He certainly couldn’t be confused with a suit and tie politician. Vest preferred wearing blue jeans and cowboy boots. And when it came to his hair, Vest rarely let a barber’s scissors touch his silver mane.
More importantly, Vest didn’t need a TV camera aimed at him every other Thursday night to stand up for those he called “the poor folks” of Johnson City.
When I was covering city government for this paper in the late 1980s, I also recall Vest talking about helping the “widow women.” On one occasion, Vest championed the case of an elderly widow who complained the city had stopped picking up her garbage because she was putting concrete cinder blocks in her metal trash can to keep the wind from blowing it down the street once it had been emptied.
City sanitation workers said the additional weight of the blocks made the container too heavy for them to empty into the back of a garbage truck. It was a valid concern, since the excessive weight could have left an employee injured and the city facing a costly workers’ compensation claim.
Nonetheless, Vest said it was baffling for him to think that while an 80-year-old widow woman could drag her trash can to the curb, it was impossible for a healthy, young city employee to empty it into the back of a garbage truck. The city staff got his point and reached a compromise whereby the woman’s trash can would be safe from the elements without a sanitation worker falling victim to a hernia.
Maybe it was that bluntness and spunk that helped Vest become the first commissioner in this city’s history to be elected to three straight terms. His short term as mayor (1988-89) was one of the most memorable of the pre-televised meetings era.
As mayor, Vest happily rode a circus elephant into Freedom Hall. He also was known to abruptly leave City Commission meetings when he felt they had dragged on too long.
At one meeting, after his critics chastised him for his hasty departures, Vest had a city staffer tie him into his chair. It just so happened a writer for a newly launched statewide magazine (remember Chris Whittle’s now defunct Tennessee Illustrated?) was in the audience that night.
Vest’s 12-year stint on the City Commission came to an end in 1989. There have been others since Vest who have billed themselves as watchdogs of the city budget and champions of the common people, but none of them could match Vest’s tenacity.
When he turned 85, I had lunch with Vest to chat about politics. He told me over a pulled pork barbecue sandwich that he did not regret any of the votes he cast as a city commissioner, but he did admit to making a mistake in voting against the city buying the Arney Farm on Boone Lake. Vest said he thought the lakefront property (which was to be developed as a city park) was “too far outside of the city for poor people to get to.”
The success of Winged Deer Park had convinced him he was wrong.
“I made some mistakes, but I had a lot of fun,” Vest said.

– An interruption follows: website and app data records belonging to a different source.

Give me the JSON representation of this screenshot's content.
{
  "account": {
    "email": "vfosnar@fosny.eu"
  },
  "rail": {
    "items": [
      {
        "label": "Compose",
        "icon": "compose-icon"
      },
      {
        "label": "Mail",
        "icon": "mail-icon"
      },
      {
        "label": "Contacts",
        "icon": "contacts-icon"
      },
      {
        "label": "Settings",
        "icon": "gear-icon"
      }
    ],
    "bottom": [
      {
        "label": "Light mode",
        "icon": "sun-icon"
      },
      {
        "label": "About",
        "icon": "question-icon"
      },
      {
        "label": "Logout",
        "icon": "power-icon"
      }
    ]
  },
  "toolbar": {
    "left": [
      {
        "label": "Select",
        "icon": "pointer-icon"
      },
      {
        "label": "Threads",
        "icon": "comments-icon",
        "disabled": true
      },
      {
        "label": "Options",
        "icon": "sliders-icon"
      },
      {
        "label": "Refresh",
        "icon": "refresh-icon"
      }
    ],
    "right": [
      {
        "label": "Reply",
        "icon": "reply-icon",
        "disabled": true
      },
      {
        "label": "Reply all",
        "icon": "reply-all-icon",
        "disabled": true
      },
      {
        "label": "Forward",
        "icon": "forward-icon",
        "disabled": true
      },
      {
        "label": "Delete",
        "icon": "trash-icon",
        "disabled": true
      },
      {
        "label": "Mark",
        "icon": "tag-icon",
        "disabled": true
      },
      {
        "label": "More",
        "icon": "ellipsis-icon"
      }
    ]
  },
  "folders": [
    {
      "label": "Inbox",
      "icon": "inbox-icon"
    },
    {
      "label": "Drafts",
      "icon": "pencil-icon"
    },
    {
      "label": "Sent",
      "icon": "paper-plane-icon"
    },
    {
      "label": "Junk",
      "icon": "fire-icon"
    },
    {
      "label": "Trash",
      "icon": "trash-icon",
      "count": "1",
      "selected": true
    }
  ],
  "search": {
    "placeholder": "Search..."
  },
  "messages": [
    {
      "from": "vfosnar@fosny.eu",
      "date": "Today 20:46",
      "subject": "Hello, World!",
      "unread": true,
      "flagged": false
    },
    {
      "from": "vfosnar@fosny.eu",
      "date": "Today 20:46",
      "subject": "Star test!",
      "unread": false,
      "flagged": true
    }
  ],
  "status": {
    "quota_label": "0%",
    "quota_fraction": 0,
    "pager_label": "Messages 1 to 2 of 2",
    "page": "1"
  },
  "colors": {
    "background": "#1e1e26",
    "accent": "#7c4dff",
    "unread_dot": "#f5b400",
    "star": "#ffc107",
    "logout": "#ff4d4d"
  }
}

Over the years, I sought out Vest’s political wit and wisdom for my column. In 2007, he told me some politicians just “hang around too long,” in reference to a city election that saw two of his would-be successors as watchdogs at City Hall ousted from the City Commission.
During the brutal 2014 local elections, I spoke to Vest about dirty campaign tricks.
“I never took a (campaign) sign, but I’ve had plenty of mine taken,” Vest said.
He said dirty tricks in local campaigns could generally be blamed on the same people, although no one has ever really pinned anything on those usual suspects.
Vest was known for his plain talk, stubbornness and a talent for just knowing how to deliberately rub some people the wrong way. Like anyone with his grit and longevity, Vest had as many foes as he did fans. That’s politics.
You can also say it’s the same for life. Vest lived life on his own terms. How many of us can truly say that?
Robert Houk is Opinion page editor for the Johnson City Press. He can be reached at [email protected] Like him on Facebook: www.facebook.com/ JCPressRobertHouk. Follow him at Twitter.com/houkRobert.